Detroit homeless shelters prepared to deal with the chronically homeless are struggling to accomodate a drastic increase in homeless families, The Detroit News reports.
The growing number of homeless families with children, which jumped by 11 percent in 2008, has thrown some assistance agencies for a loop. The largest increases are in rural areas as well as suburban communities.
Available subsidized housing is vastly inadequate to the number of families applying for aid, the article describes. So more people are turning to alternative forms of shelter, such as abandoned houses around the city.
"A lot of times it's families who have recently been evicted and have no place to go," [Jessica Staton, a specialist at Coalition on Temporarily Shelter] said. Structures vary, from those with collapsed ceilings, fire damage or mold to "abandominiums," a house in relatively better condition, she said.

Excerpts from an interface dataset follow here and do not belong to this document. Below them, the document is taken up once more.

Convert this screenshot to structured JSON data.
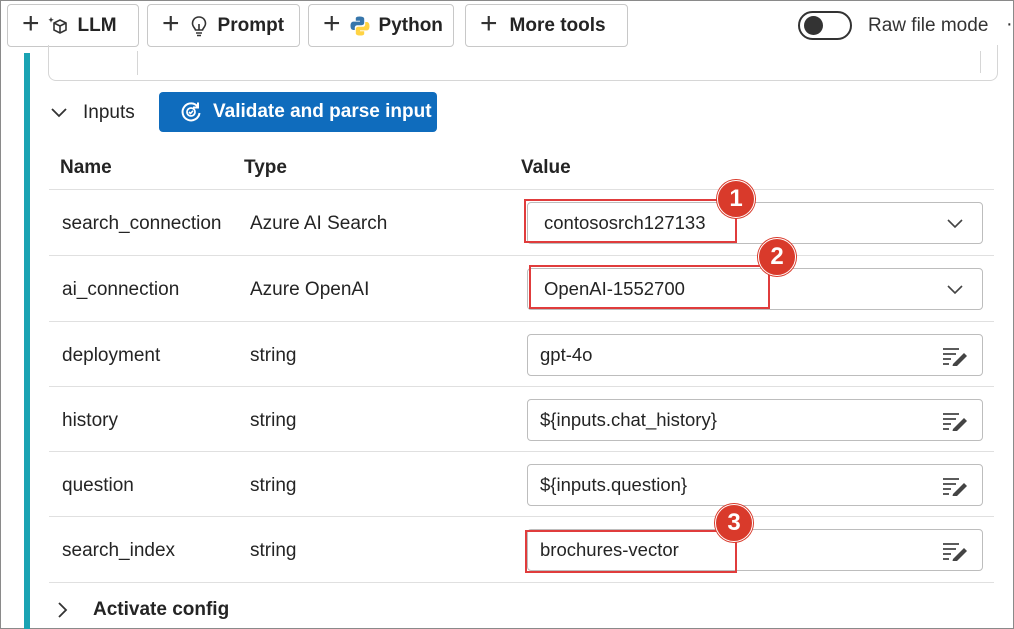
{
  "toolbar": {
    "buttons": [
      {
        "label": "LLM",
        "icon": "llm-cube-icon"
      },
      {
        "label": "Prompt",
        "icon": "lightbulb-icon"
      },
      {
        "label": "Python",
        "icon": "python-icon"
      },
      {
        "label": "More tools",
        "icon": "plus-icon"
      }
    ],
    "raw_file_mode_label": "Raw file mode",
    "more_glyph": "·"
  },
  "inputs": {
    "section_label": "Inputs",
    "validate_label": "Validate and parse input",
    "headers": {
      "name": "Name",
      "type": "Type",
      "value": "Value"
    },
    "rows": [
      {
        "name": "search_connection",
        "type": "Azure AI Search",
        "value": "contososrch127133",
        "control": "dropdown"
      },
      {
        "name": "ai_connection",
        "type": "Azure OpenAI",
        "value": "OpenAI-1552700",
        "control": "dropdown"
      },
      {
        "name": "deployment",
        "type": "string",
        "value": "gpt-4o",
        "control": "text"
      },
      {
        "name": "history",
        "type": "string",
        "value": "${inputs.chat_history}",
        "control": "text"
      },
      {
        "name": "question",
        "type": "string",
        "value": "${inputs.question}",
        "control": "text"
      },
      {
        "name": "search_index",
        "type": "string",
        "value": "brochures-vector",
        "control": "text"
      }
    ]
  },
  "annotations": [
    "1",
    "2",
    "3"
  ],
  "activate_config_label": "Activate config",
  "colors": {
    "accent": "#0f6cbd",
    "rail": "#1aa3b3",
    "annotation": "#d93a2b"
  }
}
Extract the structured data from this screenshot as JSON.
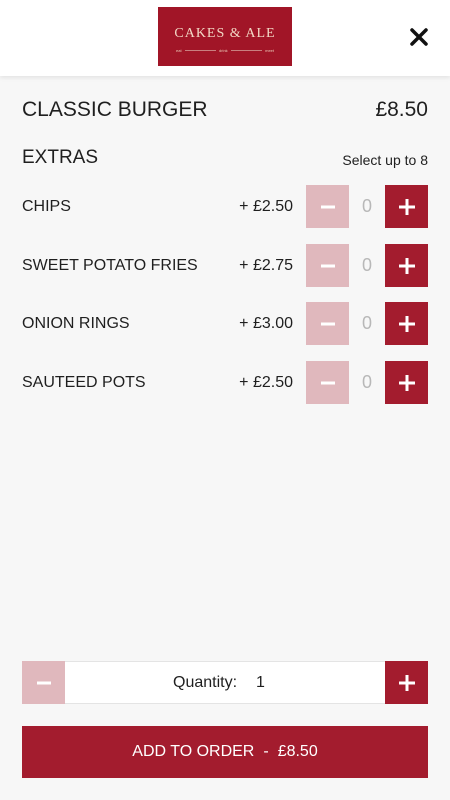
{
  "header": {
    "logo_text": "CAKES & ALE",
    "logo_tagline": [
      "eat",
      "drink",
      "meet"
    ],
    "close_icon": "close-icon"
  },
  "item": {
    "name": "CLASSIC BURGER",
    "price": "£8.50"
  },
  "extras": {
    "title": "EXTRAS",
    "note": "Select up to 8",
    "items": [
      {
        "name": "CHIPS",
        "price": "+ £2.50",
        "count": "0"
      },
      {
        "name": "SWEET POTATO FRIES",
        "price": "+ £2.75",
        "count": "0"
      },
      {
        "name": "ONION RINGS",
        "price": "+ £3.00",
        "count": "0"
      },
      {
        "name": "SAUTEED POTS",
        "price": "+ £2.50",
        "count": "0"
      }
    ],
    "minus_label": "-",
    "plus_icon": "plus-icon"
  },
  "quantity": {
    "label": "Quantity:",
    "value": "1",
    "minus_label": "-"
  },
  "add_to_order": {
    "label": "ADD TO ORDER",
    "separator": "-",
    "total": "£8.50"
  },
  "colors": {
    "brand": "#a31c2e",
    "brand_light": "#e0b8bd",
    "logo_bg": "#a11527",
    "muted_text": "#b8b8b8"
  }
}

To read more about how Detroit and the state of Michigan are struggling to address their growing homeless community, visit The Detroit News.